Mike: I thought the same thing about being little myself, so I am going to Google it and check size. (Pause) It is 4’9″X5’4″
Mike: 😊 I really appreciate your bringing this up. Do you remember if MawMaw Liddell went with us?
Mike: BTW, I just had an idea to blog this and I wanted your permission to use our conversation and your picture to use. I will post in FB. OK?
Nancy: I would be honored!!!
Mike: It was the Fall of 1962. I think it has had two or three other US trips. It is called “an American icon” and the American “Mona Lisa.”
Nancy: I can’t remember MawMaw being with us…but that doesn’t mean anything…LOL!!! I don’t think I went to see “The Three Lives of Thomasina” at the Fox (I had asked if she went on a movie outing when we were children). Maybe it was Beverly’s (another cousin) turn to do something with you. LOL! Funny, I was just going to ask you if you knew what year!! Gonna check back with you when I get back from church. Have a great Sunday! Love you SOOOOOO MUCH!!
The Facebook chat ended at this point, but my research did not. The following is more information about Whistler and the art exhibition those several years ago.
Whistler was annoyed with critics who called his painting, a portrait. In his 1890 book The Gentle Art of Making Enemies, he wrote:
“Take the picture of my mother, exhibited at the Royal Academy as an ‘Arrangement in Grey and Black.’ Now that is what it is. To me it is interesting as a picture of my mother; but what can or ought the public do to care about the identity of the portrait.”
In 1934 the U.S. Post office issued a stamp engraved with a stylized image of “Whistler’s Mother,” accompanied by the slogan “In Memory and In Honor of the Mothers of America.”
An 8-ft statue based on the painting was erected in 1938 in Ashland, Pennsylvania honoring mothers. Images of the painting have appeared in advertisements. Images of the subject have been shown watching a television.
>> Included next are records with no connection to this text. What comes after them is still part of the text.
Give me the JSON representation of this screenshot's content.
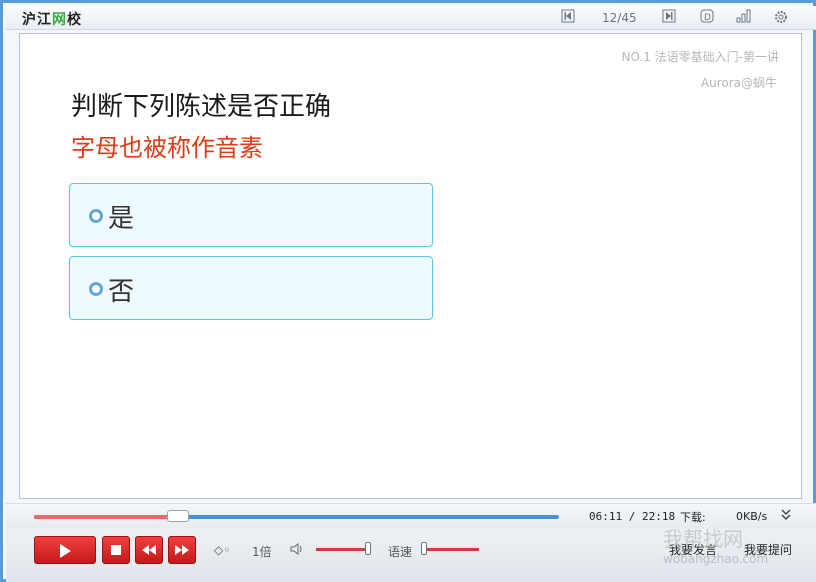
{
  "topbar": {
    "logo_part1": "沪江",
    "logo_part2": "网",
    "logo_part3": "校",
    "page_indicator": "12/45"
  },
  "slide": {
    "lesson_title": "NO.1 法语零基础入门-第一讲",
    "author": "Aurora@蜗牛",
    "question": "判断下列陈述是否正确",
    "statement": "字母也被称作音素",
    "options": [
      {
        "label": "是"
      },
      {
        "label": "否"
      }
    ]
  },
  "player": {
    "progress_fraction": 0.275,
    "time_current": "06:11",
    "time_total": "/ 22:18",
    "download_label": "下载:",
    "download_speed": "0KB/s",
    "speed_label": "1倍",
    "rate_label": "语速",
    "btn_comment": "我要发言",
    "btn_ask": "我要提问"
  },
  "watermark": {
    "text": "我帮找网",
    "url": "wobangzhao.com"
  },
  "colors": {
    "accent_blue": "#5b9bd5",
    "statement_red": "#e23a15",
    "option_border": "#58c9d6",
    "control_red": "#c41a1a"
  }
}
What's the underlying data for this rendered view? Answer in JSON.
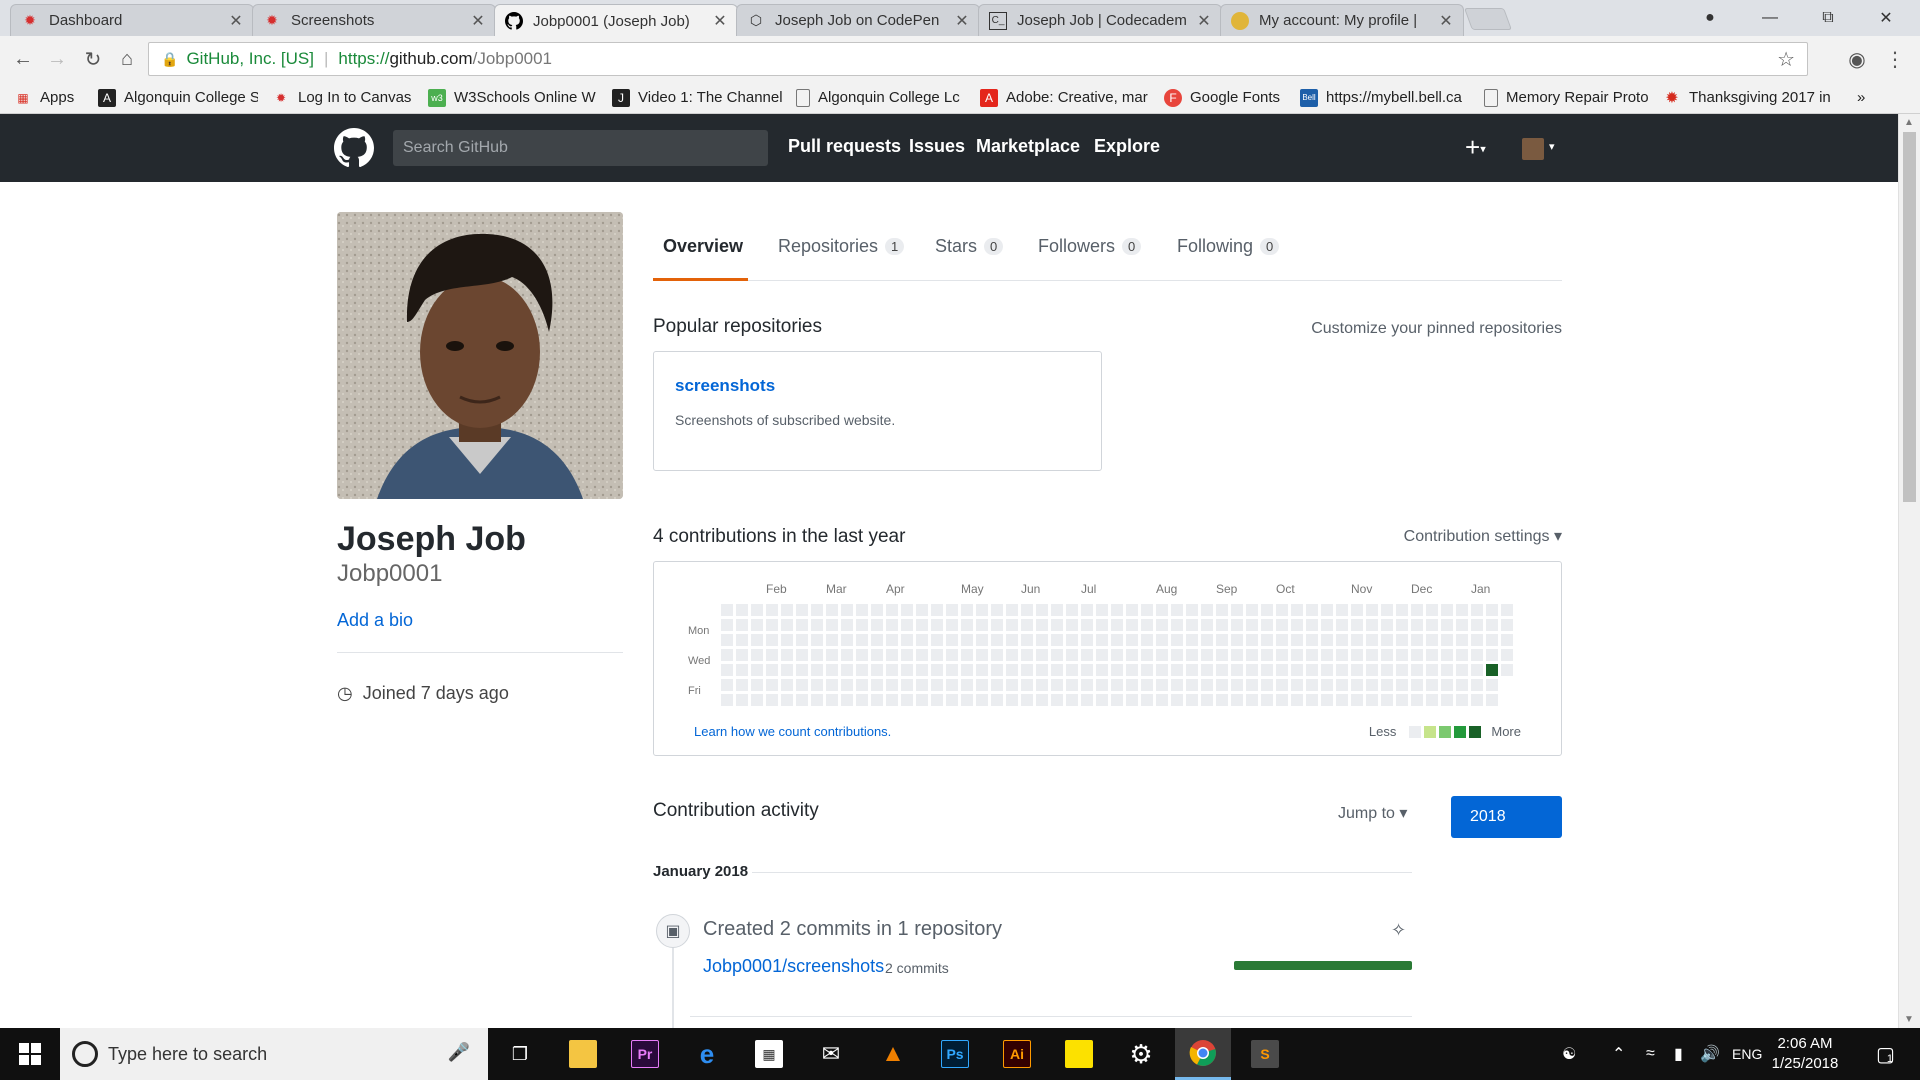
{
  "browser": {
    "tabs": [
      {
        "label": "Dashboard",
        "icon": "canvas-icon",
        "active": false
      },
      {
        "label": "Screenshots",
        "icon": "canvas-icon",
        "active": false
      },
      {
        "label": "Jobp0001 (Joseph Job)",
        "icon": "github-icon",
        "active": true
      },
      {
        "label": "Joseph Job on CodePen",
        "icon": "codepen-icon",
        "active": false
      },
      {
        "label": "Joseph Job | Codecadem",
        "icon": "codecademy-icon",
        "active": false
      },
      {
        "label": "My account: My profile |",
        "icon": "profile-icon",
        "active": false
      }
    ],
    "address": {
      "cert": "GitHub, Inc. [US]",
      "scheme": "https://",
      "host": "github.com",
      "path": "/Jobp0001"
    },
    "bookmarks": [
      {
        "label": "Apps",
        "icon": "apps-grid-icon"
      },
      {
        "label": "Algonquin College St",
        "icon": "algonquin-icon"
      },
      {
        "label": "Log In to Canvas",
        "icon": "canvas-icon"
      },
      {
        "label": "W3Schools Online W",
        "icon": "w3schools-icon"
      },
      {
        "label": "Video 1: The Channel",
        "icon": "video-icon"
      },
      {
        "label": "Algonquin College Lc",
        "icon": "page-icon"
      },
      {
        "label": "Adobe: Creative, mar",
        "icon": "adobe-icon"
      },
      {
        "label": "Google Fonts",
        "icon": "google-fonts-icon"
      },
      {
        "label": "https://mybell.bell.ca",
        "icon": "bell-icon"
      },
      {
        "label": "Memory Repair Proto",
        "icon": "page-icon"
      },
      {
        "label": "Thanksgiving 2017 in",
        "icon": "cbc-icon"
      }
    ]
  },
  "github": {
    "search_placeholder": "Search GitHub",
    "nav": [
      "Pull requests",
      "Issues",
      "Marketplace",
      "Explore"
    ],
    "profile": {
      "name": "Joseph Job",
      "login": "Jobp0001",
      "add_bio": "Add a bio",
      "joined": "Joined 7 days ago"
    },
    "tabs": [
      {
        "label": "Overview",
        "count": null
      },
      {
        "label": "Repositories",
        "count": "1"
      },
      {
        "label": "Stars",
        "count": "0"
      },
      {
        "label": "Followers",
        "count": "0"
      },
      {
        "label": "Following",
        "count": "0"
      }
    ],
    "popular": {
      "title": "Popular repositories",
      "customize": "Customize your pinned repositories",
      "repo_name": "screenshots",
      "repo_desc": "Screenshots of subscribed website."
    },
    "contributions": {
      "title": "4 contributions in the last year",
      "settings": "Contribution settings ▾",
      "months": [
        "Feb",
        "Mar",
        "Apr",
        "May",
        "Jun",
        "Jul",
        "Aug",
        "Sep",
        "Oct",
        "Nov",
        "Dec",
        "Jan"
      ],
      "weekdays": [
        "Mon",
        "Wed",
        "Fri"
      ],
      "learn": "Learn how we count contributions.",
      "less": "Less",
      "more": "More",
      "weeks": 53,
      "last_week_days": 5,
      "active_cell": {
        "week": 51,
        "day": 4,
        "level": 4
      },
      "colors": [
        "#ebedf0",
        "#c6e48b",
        "#7bc96f",
        "#239a3b",
        "#196127"
      ]
    },
    "activity": {
      "title": "Contribution activity",
      "jump_to": "Jump to ▾",
      "year": "2018",
      "month_header": "January 2018",
      "event_title": "Created 2 commits in 1 repository",
      "repo": "Jobp0001/screenshots",
      "commits": "2 commits",
      "commit_fraction": 1.0
    }
  },
  "taskbar": {
    "search_placeholder": "Type here to search",
    "apps": [
      "task-view-icon",
      "file-explorer-icon",
      "premiere-icon",
      "edge-icon",
      "store-icon",
      "mail-icon",
      "vlc-icon",
      "photoshop-icon",
      "illustrator-icon",
      "sticky-notes-icon",
      "settings-icon",
      "chrome-icon",
      "sublime-icon"
    ],
    "lang": "ENG",
    "time": "2:06 AM",
    "date": "1/25/2018",
    "notifications": "1"
  }
}
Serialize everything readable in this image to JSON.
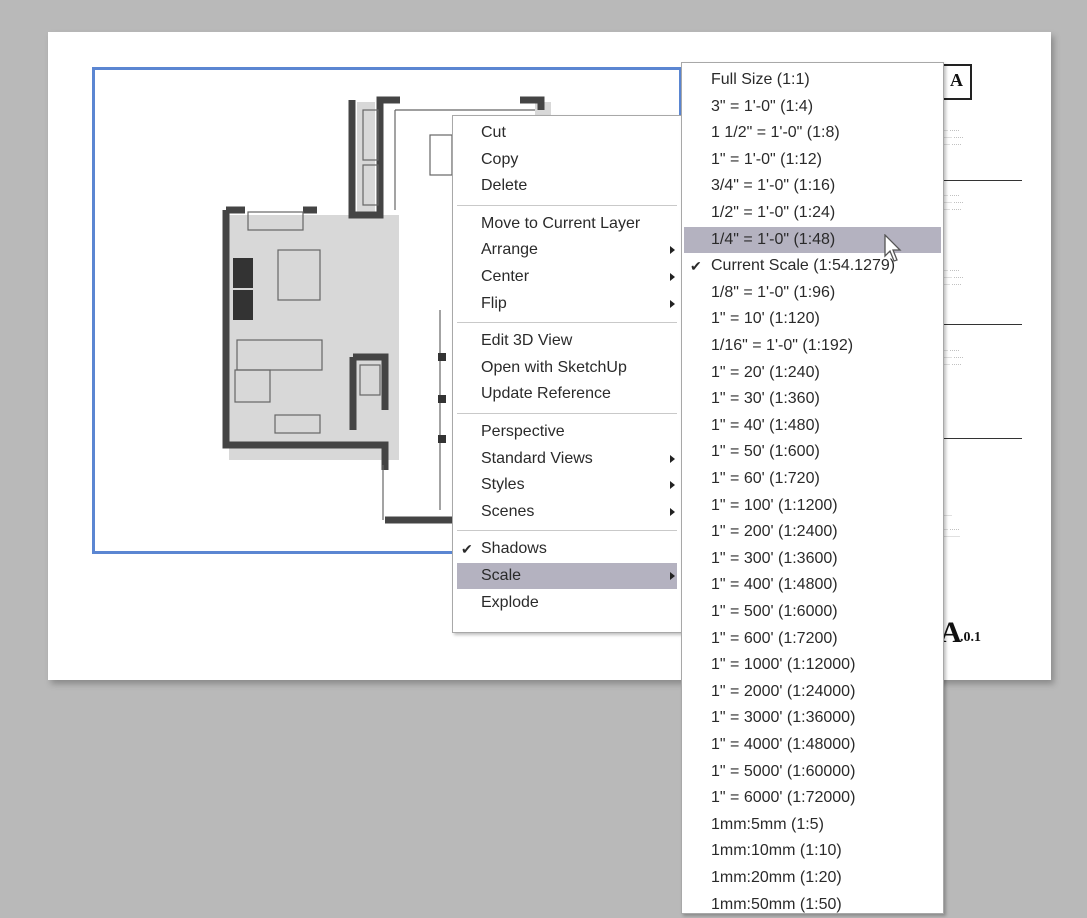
{
  "title_block": {
    "logo_letter": "A",
    "sheet_number": "A",
    "sheet_suffix": ".0.1"
  },
  "context_menu": {
    "groups": [
      [
        {
          "label": "Cut",
          "submenu": false,
          "checked": false
        },
        {
          "label": "Copy",
          "submenu": false,
          "checked": false
        },
        {
          "label": "Delete",
          "submenu": false,
          "checked": false
        }
      ],
      [
        {
          "label": "Move to Current Layer",
          "submenu": false,
          "checked": false
        },
        {
          "label": "Arrange",
          "submenu": true,
          "checked": false
        },
        {
          "label": "Center",
          "submenu": true,
          "checked": false
        },
        {
          "label": "Flip",
          "submenu": true,
          "checked": false
        }
      ],
      [
        {
          "label": "Edit 3D View",
          "submenu": false,
          "checked": false
        },
        {
          "label": "Open with SketchUp",
          "submenu": false,
          "checked": false
        },
        {
          "label": "Update Reference",
          "submenu": false,
          "checked": false
        }
      ],
      [
        {
          "label": "Perspective",
          "submenu": false,
          "checked": false
        },
        {
          "label": "Standard Views",
          "submenu": true,
          "checked": false
        },
        {
          "label": "Styles",
          "submenu": true,
          "checked": false
        },
        {
          "label": "Scenes",
          "submenu": true,
          "checked": false
        }
      ],
      [
        {
          "label": "Shadows",
          "submenu": false,
          "checked": true
        },
        {
          "label": "Scale",
          "submenu": true,
          "checked": false,
          "active": true
        },
        {
          "label": "Explode",
          "submenu": false,
          "checked": false
        }
      ]
    ]
  },
  "scale_submenu": {
    "items": [
      {
        "label": "Full Size (1:1)"
      },
      {
        "label": "3\" = 1'-0\" (1:4)"
      },
      {
        "label": "1 1/2\" = 1'-0\" (1:8)"
      },
      {
        "label": "1\" = 1'-0\" (1:12)"
      },
      {
        "label": "3/4\" = 1'-0\" (1:16)"
      },
      {
        "label": "1/2\" = 1'-0\" (1:24)"
      },
      {
        "label": "1/4\" = 1'-0\" (1:48)",
        "active": true
      },
      {
        "label": "Current Scale (1:54.1279)",
        "checked": true
      },
      {
        "label": "1/8\" = 1'-0\" (1:96)"
      },
      {
        "label": "1\" = 10' (1:120)"
      },
      {
        "label": "1/16\" = 1'-0\" (1:192)"
      },
      {
        "label": "1\" = 20' (1:240)"
      },
      {
        "label": "1\" = 30' (1:360)"
      },
      {
        "label": "1\" = 40' (1:480)"
      },
      {
        "label": "1\" = 50' (1:600)"
      },
      {
        "label": "1\" = 60' (1:720)"
      },
      {
        "label": "1\" = 100' (1:1200)"
      },
      {
        "label": "1\" = 200' (1:2400)"
      },
      {
        "label": "1\" = 300' (1:3600)"
      },
      {
        "label": "1\" = 400' (1:4800)"
      },
      {
        "label": "1\" = 500' (1:6000)"
      },
      {
        "label": "1\" = 600' (1:7200)"
      },
      {
        "label": "1\" = 1000' (1:12000)"
      },
      {
        "label": "1\" = 2000' (1:24000)"
      },
      {
        "label": "1\" = 3000' (1:36000)"
      },
      {
        "label": "1\" = 4000' (1:48000)"
      },
      {
        "label": "1\" = 5000' (1:60000)"
      },
      {
        "label": "1\" = 6000' (1:72000)"
      },
      {
        "label": "1mm:5mm (1:5)"
      },
      {
        "label": "1mm:10mm (1:10)"
      },
      {
        "label": "1mm:20mm (1:20)"
      },
      {
        "label": "1mm:50mm (1:50)"
      }
    ]
  }
}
One advertisement had a slogan, “Whistler’s Mother is Off Her Rocker.”
The painting is now displayed at The Musee’ d’Orsay in Paris.
106 Atlanta arts patrons died in an airplane crash at Orly Airport in Paris, France on June 3, 1962. They were on a trip sponsored by the High Museum of Art. 130 people were killed in that horrible crash. Many prominent Atlantans were killed. The Atlanta arts patrons had viewed “Whistler’s Mother” at the Louvre. The Louvre, as a gesture of good will to the people of Atlanta, sent “Whistler’s Mother” to Atlanta to be exhibited at the High Museum of Art that fall.
Mike Green and Nancy Liddell Simpson were two youngsters in the crowd that Fall of 1962.
August 4, 2013
Pictured below are photographs of Whistler’s painting and the U.S. stamp honoring mothers. Also pictured are my cousin Nancy and myself. The author trusts that the reader can discern which is which.
2 thoughts on “Whistler’s Mother”
Mike, I too remember seeing this painting as a child. I was lucky enough to be a part of the Atlanta School of Art for Children as a child. Each week we would be taken to the different painting halls and taught about the many works housed there. I was so lucky to see many great art works that were at the High. I was also lucky that so many of the great artists in Atlanta were my teachers.They were so generous with their time teaching us about shadows, light and style. When the plane crashed in France I remember the feeling of such loss as I knew many of the instructors on that plane and as a child I was questionsed Why? for a long time.
Thank you, Libby, for sharing that! That experience must have been wonderful, especially in retrospect. Too bad we didn’t run into each other that Fall of ’62! Our paths crossed a little later! I am itching to see the new exhibition and cast my gaze upon “The Girl with a Pearl Earring!”